Your task is to copy each line in the listing that includes the word "javaee".

··········

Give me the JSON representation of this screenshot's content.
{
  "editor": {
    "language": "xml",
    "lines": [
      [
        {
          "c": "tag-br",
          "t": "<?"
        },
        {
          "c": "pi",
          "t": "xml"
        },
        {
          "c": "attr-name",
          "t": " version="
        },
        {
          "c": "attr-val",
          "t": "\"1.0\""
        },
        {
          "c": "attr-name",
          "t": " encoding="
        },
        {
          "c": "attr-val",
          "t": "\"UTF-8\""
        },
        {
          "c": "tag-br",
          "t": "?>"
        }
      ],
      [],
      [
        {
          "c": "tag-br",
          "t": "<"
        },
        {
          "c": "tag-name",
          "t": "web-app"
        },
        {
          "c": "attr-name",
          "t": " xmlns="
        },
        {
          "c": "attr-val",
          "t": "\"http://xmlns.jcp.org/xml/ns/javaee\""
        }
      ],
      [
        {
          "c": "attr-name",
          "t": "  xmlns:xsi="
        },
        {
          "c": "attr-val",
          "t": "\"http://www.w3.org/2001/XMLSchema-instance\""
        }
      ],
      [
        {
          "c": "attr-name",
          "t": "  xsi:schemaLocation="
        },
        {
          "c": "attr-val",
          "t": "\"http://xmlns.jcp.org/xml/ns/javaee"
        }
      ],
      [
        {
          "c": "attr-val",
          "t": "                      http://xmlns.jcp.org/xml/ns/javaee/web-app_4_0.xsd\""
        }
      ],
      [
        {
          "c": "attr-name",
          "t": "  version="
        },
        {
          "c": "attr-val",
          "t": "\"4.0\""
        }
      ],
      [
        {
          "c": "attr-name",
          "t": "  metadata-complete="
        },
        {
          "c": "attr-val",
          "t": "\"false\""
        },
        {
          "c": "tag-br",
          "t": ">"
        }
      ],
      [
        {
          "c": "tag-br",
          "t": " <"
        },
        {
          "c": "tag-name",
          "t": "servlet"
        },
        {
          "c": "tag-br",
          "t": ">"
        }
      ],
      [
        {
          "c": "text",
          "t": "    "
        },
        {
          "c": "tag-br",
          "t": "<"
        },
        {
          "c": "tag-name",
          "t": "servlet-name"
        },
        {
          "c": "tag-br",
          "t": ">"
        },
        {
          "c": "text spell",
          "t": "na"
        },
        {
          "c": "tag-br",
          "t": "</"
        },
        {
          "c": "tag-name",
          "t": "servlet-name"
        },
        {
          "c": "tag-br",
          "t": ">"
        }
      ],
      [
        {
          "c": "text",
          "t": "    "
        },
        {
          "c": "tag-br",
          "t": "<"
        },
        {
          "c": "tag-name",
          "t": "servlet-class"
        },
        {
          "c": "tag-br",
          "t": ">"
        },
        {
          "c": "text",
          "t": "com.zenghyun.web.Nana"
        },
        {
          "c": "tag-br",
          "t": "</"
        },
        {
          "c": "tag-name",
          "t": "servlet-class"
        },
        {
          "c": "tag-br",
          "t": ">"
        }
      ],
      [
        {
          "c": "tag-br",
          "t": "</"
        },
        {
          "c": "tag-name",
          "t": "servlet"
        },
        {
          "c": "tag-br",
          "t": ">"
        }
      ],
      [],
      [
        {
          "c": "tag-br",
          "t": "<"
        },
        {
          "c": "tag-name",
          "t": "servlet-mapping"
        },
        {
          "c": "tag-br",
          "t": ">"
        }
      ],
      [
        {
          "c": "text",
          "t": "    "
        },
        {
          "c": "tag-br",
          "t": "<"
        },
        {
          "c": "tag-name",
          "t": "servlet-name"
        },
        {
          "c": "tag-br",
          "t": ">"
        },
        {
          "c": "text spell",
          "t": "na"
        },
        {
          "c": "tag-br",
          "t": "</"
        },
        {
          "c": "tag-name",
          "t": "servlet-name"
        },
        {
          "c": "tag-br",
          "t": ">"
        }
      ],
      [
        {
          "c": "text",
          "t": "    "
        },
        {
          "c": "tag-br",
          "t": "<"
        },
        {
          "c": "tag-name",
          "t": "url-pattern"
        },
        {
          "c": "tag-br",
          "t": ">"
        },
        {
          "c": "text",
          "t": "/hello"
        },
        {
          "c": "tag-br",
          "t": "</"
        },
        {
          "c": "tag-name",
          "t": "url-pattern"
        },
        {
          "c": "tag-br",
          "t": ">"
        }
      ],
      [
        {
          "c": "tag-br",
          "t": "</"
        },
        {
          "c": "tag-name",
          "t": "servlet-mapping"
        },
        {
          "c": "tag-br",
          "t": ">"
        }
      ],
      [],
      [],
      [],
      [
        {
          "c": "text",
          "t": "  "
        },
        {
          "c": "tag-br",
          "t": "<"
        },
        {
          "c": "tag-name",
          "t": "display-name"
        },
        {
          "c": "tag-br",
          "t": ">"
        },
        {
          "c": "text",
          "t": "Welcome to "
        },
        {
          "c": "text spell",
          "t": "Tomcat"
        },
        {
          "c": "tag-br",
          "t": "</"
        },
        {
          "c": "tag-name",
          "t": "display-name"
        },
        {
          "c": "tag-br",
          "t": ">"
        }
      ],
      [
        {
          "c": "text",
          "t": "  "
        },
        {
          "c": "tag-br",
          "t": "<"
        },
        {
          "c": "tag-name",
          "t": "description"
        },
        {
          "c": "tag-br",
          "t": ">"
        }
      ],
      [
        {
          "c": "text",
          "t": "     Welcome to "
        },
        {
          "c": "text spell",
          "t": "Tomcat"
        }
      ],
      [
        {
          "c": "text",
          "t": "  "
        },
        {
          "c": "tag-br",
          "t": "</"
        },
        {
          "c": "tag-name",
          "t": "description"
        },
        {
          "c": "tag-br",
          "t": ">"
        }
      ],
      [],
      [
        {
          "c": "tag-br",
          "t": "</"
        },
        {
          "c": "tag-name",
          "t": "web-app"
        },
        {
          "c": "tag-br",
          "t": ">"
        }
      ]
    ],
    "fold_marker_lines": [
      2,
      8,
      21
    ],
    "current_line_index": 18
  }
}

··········

- _Output for this exercise_:
          "t": "\"http://xmlns.jcp.org/xml/ns/javaee\""
          "t": "\"http://xmlns.jcp.org/xml/ns/javaee"
          "t": "                      http://xmlns.jcp.org/xml/ns/javaee/web-app_4_0.xsd\""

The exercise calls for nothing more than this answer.